A group led by Gabriela Rodrigues Mendes Duarte, of the Institute of Chemistry at the Federal University of Goiás (UFG), will use its CNPq grant funding to develop a diagnostics kit capable of detecting the virus within the first days following infection. “We place nasal or throat swab samples,” explains Duarte, “on a microchip that uses colorimetric detection. If the virus is detected, the sample being tested glows fluorescent green.” The test will give results in less than two hours. Once proven, the technology will be transferred to a company interested in producing the test at large-scale.

Part of the grant funding for vaccine development and testing has been exceptionally awarded to projects that will only deliver results in the medium term, as the global race for a SARS-CoV-2 vaccine will likely not produce one in time to stop the first wave of the pandemic. A group of researchers at the Butantan Institute, in São Paulo, will identify and test different candidate technologies for a vaccine against the novel coronavirus. This will inform Butantan’s broader strategy for creating technology platforms to produce vaccines. “These platforms can then be used to develop vaccines against different diseases by simply modifying genetic information or a protein to change the target.

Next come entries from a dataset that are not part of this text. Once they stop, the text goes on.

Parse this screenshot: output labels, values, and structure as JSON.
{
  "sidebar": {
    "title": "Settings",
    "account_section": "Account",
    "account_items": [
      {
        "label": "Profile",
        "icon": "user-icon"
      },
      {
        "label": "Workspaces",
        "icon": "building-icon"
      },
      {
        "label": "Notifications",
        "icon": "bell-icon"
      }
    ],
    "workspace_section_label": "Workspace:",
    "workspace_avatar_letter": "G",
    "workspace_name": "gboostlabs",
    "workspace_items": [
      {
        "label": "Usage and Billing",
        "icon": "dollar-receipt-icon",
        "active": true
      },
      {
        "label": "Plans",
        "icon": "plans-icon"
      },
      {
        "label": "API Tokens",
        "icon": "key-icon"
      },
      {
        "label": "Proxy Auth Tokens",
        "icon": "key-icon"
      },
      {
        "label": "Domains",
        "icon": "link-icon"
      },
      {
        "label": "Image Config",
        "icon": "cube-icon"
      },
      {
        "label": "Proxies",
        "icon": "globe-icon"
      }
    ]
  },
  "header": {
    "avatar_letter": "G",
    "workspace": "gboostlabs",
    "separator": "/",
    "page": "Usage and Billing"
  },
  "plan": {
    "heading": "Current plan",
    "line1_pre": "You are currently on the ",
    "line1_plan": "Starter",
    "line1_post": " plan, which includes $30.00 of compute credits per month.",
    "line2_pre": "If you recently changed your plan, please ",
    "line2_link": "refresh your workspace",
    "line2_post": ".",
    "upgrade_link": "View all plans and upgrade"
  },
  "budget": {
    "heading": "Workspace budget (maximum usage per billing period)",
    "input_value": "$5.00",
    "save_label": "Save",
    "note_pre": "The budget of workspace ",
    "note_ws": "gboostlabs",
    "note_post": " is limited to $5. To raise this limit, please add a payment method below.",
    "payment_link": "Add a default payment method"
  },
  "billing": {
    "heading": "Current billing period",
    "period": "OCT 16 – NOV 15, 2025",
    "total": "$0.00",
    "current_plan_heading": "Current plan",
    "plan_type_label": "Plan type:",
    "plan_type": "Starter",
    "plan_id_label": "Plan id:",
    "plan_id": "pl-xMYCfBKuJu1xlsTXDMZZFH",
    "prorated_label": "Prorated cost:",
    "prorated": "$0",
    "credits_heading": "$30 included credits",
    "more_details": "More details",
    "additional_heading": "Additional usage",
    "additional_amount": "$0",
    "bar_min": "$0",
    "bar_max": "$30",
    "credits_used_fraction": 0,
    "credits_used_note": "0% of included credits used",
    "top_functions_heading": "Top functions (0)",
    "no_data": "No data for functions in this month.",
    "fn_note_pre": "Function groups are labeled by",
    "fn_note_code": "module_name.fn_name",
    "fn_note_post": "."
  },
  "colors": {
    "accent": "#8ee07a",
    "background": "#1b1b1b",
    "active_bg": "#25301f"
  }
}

The few COVID-19 vaccines that are already being tested on humans were developed within existing platforms,” says biochemical and pharmaceutical engineer Renato Astray, a researcher at the Butantan Institute’s Multipurpose Laboratory, who is leading the project. Our efforts, he explains, will be dedicated to developing a second generation of vaccines against COVID-19. “We don’t know whether the vaccines coming out over the following months will be effective or whether they will produce a lasting immune response. We may need to continue developing more effective vaccines, and this is the horizon our project will explore.”

In the Federal District, researchers at the University of Brasília (UnB) are looking to track virus spread by monitoring sewer water. They hope this will enable early detection of transmission hotspots. Chemist Fernando Fabriz Sodré, a researcher at the UnB Institute of Chemistry who is leading the project, has previously collaborated with the local water and sewage utility and the civil and federal police to monitor sewer water for the presence of illicit drugs and metabolites, as a way of estimating the level of exposure to these substances. “When the pandemic broke out, we decided to adapt our line of research with assistance from colleagues at other departments,” says Sodré. A number of papers published in early March drew attention to the fact that RNA fragments from the novel coronavirus had been detected in stool samples even before they were detectable in patients’ upper airways. “Monitoring sewer water can help to anticipate potential patterns of virus spread,” says Sodré. Nearly all sewage produced in Brasília flows through treatment plants—15 of them—of which 8 were selected to provide samples. Samples will be collected on a weekly basis over the next two years. “It will be interesting to measure the effects of government strategies by analyzing sewage,” says Sodré, who now plans to expand his research to monitor the spread of other viruses and chemical toxins.